By Lewis Cope ’55

It was 1951. I was a sun-tanned 17-year-old boy from a small town in Texas who hopped off a bus in Lexington, Va., with one aim: to study journalism at Washington and Lee University. But I soon discovered that the journalism courses would have to wait. W&L “forced me” to take a full load of liberal arts courses in my freshman year.

What science course should I take? In those Cold War days, I decided a little knowledge of physics might help me comprehend the threat of atomic bombs.

Math? I didn’t like fiddling with equations, so I plowed into a course that focused on mathematical theory.

History? While my high school taught little more than Texas-bragging stuff, W&L opened my eyes to the bigger world. I was fascinated by early Asian history, among other things.

In the following three years, my journalism training kept me hopping. But W&L’s distribution rules also pushed me to take courses like comparative religions. And my new-found fascination with physics led to courses in astronomy and meteorology before I graduated in 1955.

Two years later, while working at a small Texas newspaper, reporting on everything from cops to football, I heard the newsflash on my car radio: Russia had put the first artificial satellite, Sputnik, into orbit. “Boy,” I shouted with no one to hear me. “Would that be a great story to cover!”

That itch just wouldn’t go away. I kept learning as much as I could about science. And in 1966, the Minneapolis Tribune hired me as a science reporter, with a key aim to cover the Apollo program created to rocket astronauts to the moon.

Then came what I consider the biggest news of my lifetime: I was at Cape Canaveral, Fla., and then at NASA-Houston, to report on the Apollo 11 flight in 1969 that put the first human boot prints on the moon.

In the following years, I covered all sorts of space and other science stories for the Tribune and later the Star Tribune after the staffs of the morning and afternoon papers merged. My articles about the weather and astronomy were particularly big hits with readers.

I also covered many medical stories. Some took me into the operation room to witness transplants and other new types of surgery. Some dealt with medical research, where my numbers-savvy from W&L came in handy to sort out what really works.

I wrote about disease outbreaks and much more. And I probed the politics of medical costs, where my political science coursework at W&L came in handy.

The Star Tribune sent me to Cambodia and Thailand for a month to report on refugee medical-care problems and issues. My Asian history and comparative-religions learnings at W&L served me well.

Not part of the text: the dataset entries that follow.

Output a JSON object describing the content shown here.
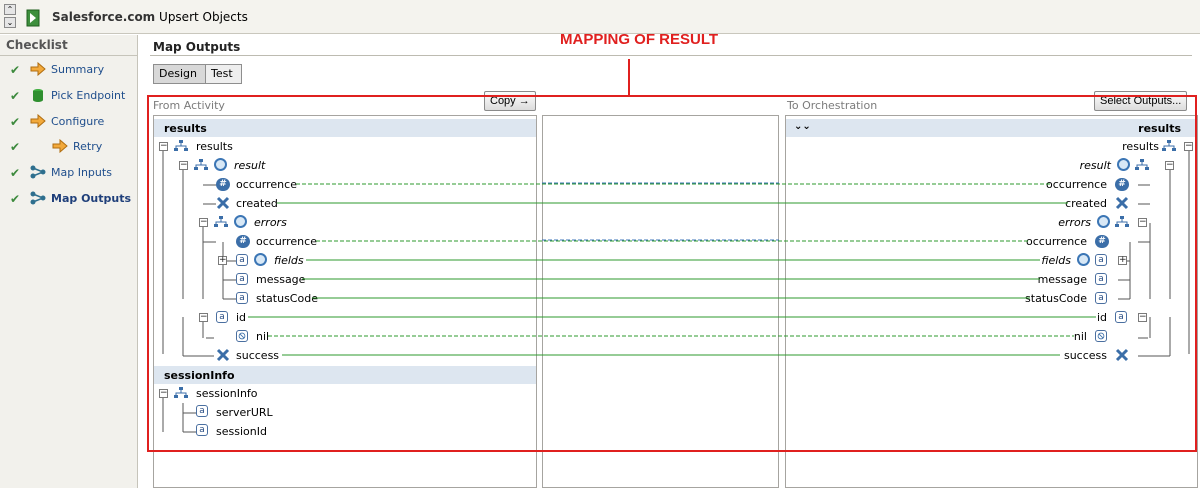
{
  "window": {
    "brand": "Salesforce.com",
    "title": "Upsert Objects"
  },
  "sidebar": {
    "title": "Checklist",
    "items": [
      {
        "label": "Summary",
        "icon": "arrow-right-icon"
      },
      {
        "label": "Pick Endpoint",
        "icon": "database-icon"
      },
      {
        "label": "Configure",
        "icon": "arrow-right-icon"
      },
      {
        "label": "Retry",
        "icon": "arrow-right-icon"
      },
      {
        "label": "Map Inputs",
        "icon": "mapping-icon"
      },
      {
        "label": "Map Outputs",
        "icon": "mapping-icon",
        "active": true
      }
    ]
  },
  "main": {
    "title": "Map Outputs",
    "tabs": [
      "Design",
      "Test"
    ],
    "annotation": "MAPPING OF RESULT",
    "from_label": "From Activity",
    "to_label": "To Orchestration",
    "copy_button": "Copy",
    "select_outputs_button": "Select Outputs..."
  },
  "left_tree": {
    "results_header": "results",
    "results": "results",
    "result": "result",
    "occurrence": "occurrence",
    "created": "created",
    "errors": "errors",
    "err_occurrence": "occurrence",
    "fields": "fields",
    "message": "message",
    "statusCode": "statusCode",
    "id": "id",
    "nil": "nil",
    "success": "success",
    "session_header": "sessionInfo",
    "sessionInfo": "sessionInfo",
    "serverURL": "serverURL",
    "sessionId": "sessionId"
  },
  "right_tree": {
    "results_header": "results",
    "results": "results",
    "result": "result",
    "occurrence": "occurrence",
    "created": "created",
    "errors": "errors",
    "err_occurrence": "occurrence",
    "fields": "fields",
    "message": "message",
    "statusCode": "statusCode",
    "id": "id",
    "nil": "nil",
    "success": "success"
  },
  "colors": {
    "annotation": "#e0201f",
    "map_line_solid": "#2e9a2e",
    "map_line_dashed_blue": "#3d74b8"
  }
}
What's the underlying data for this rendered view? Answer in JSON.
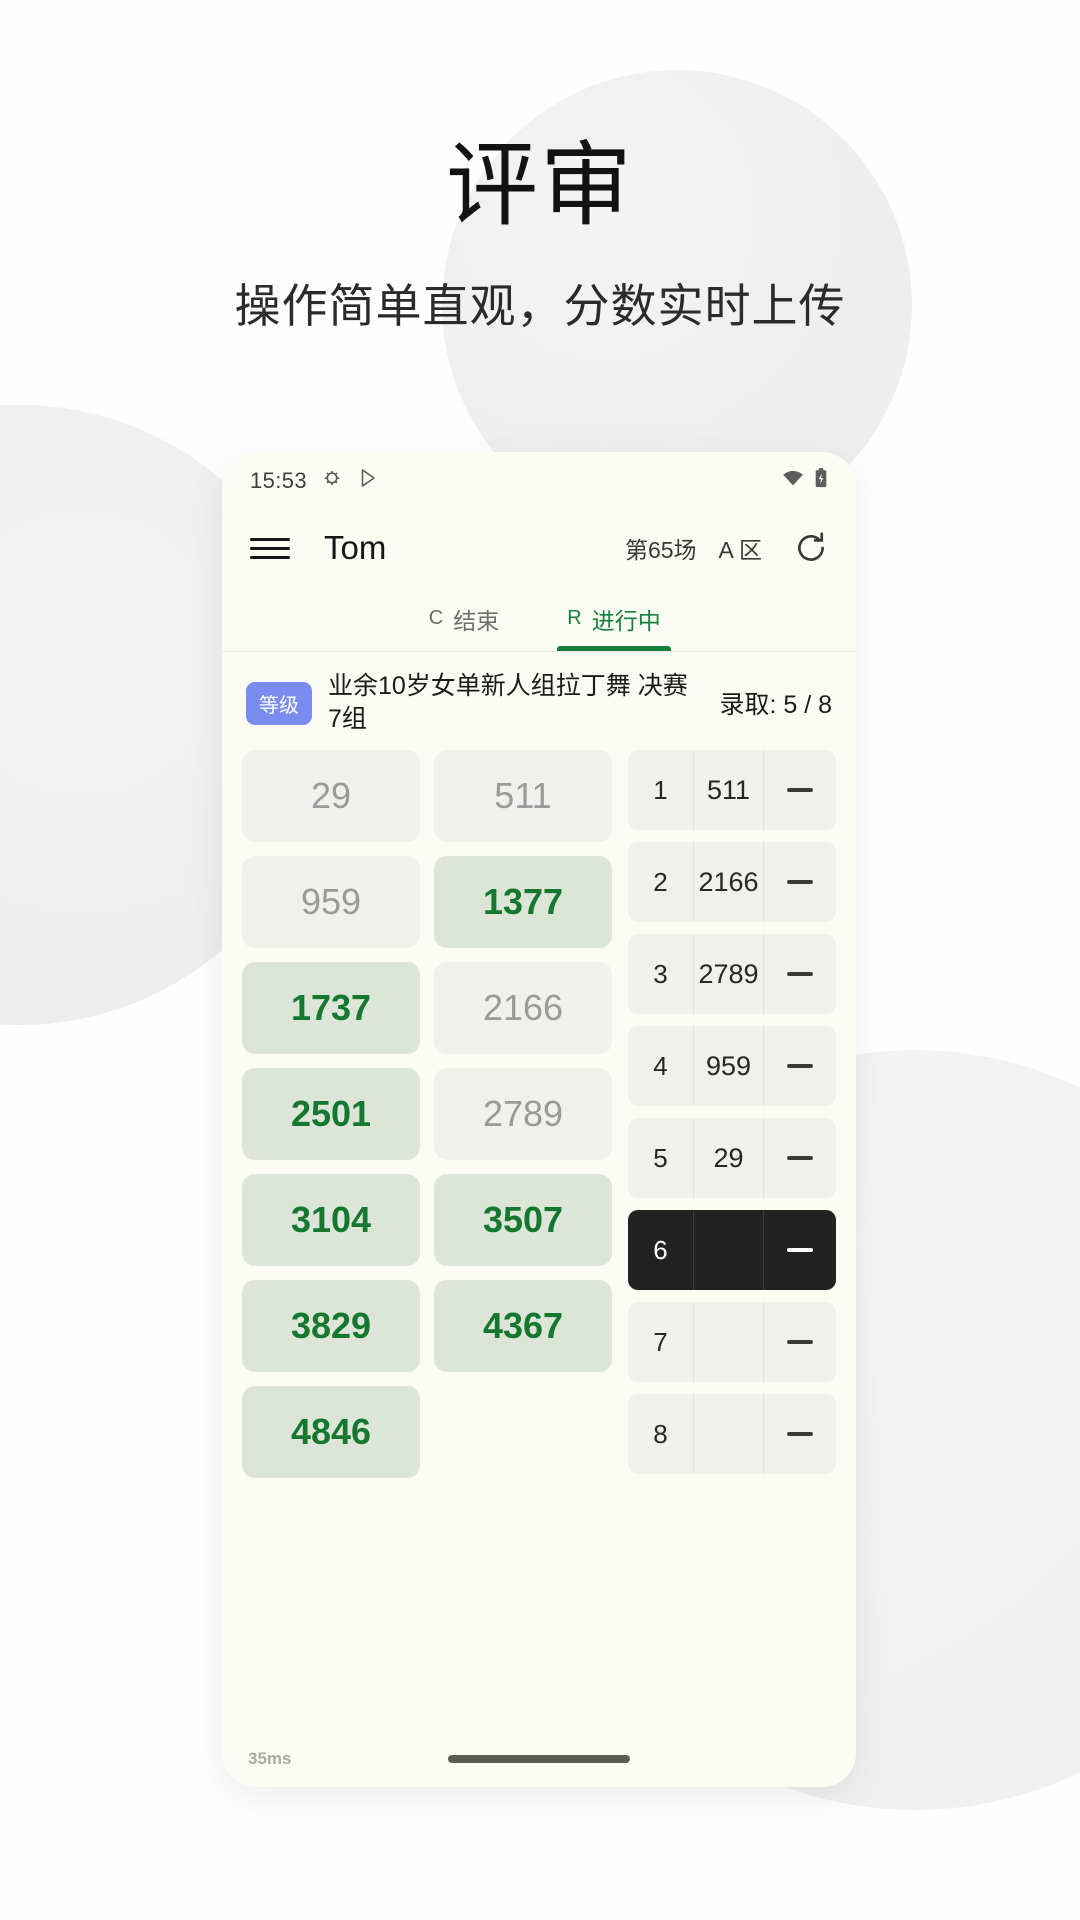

I loved my career as a science writer. I became president of the National Association of Science Writers while continuing my Star Tribune reporting, which covered three decades before I retired.

It was an often hectic, but always personally rewarding journalism career. Thanks, W&L.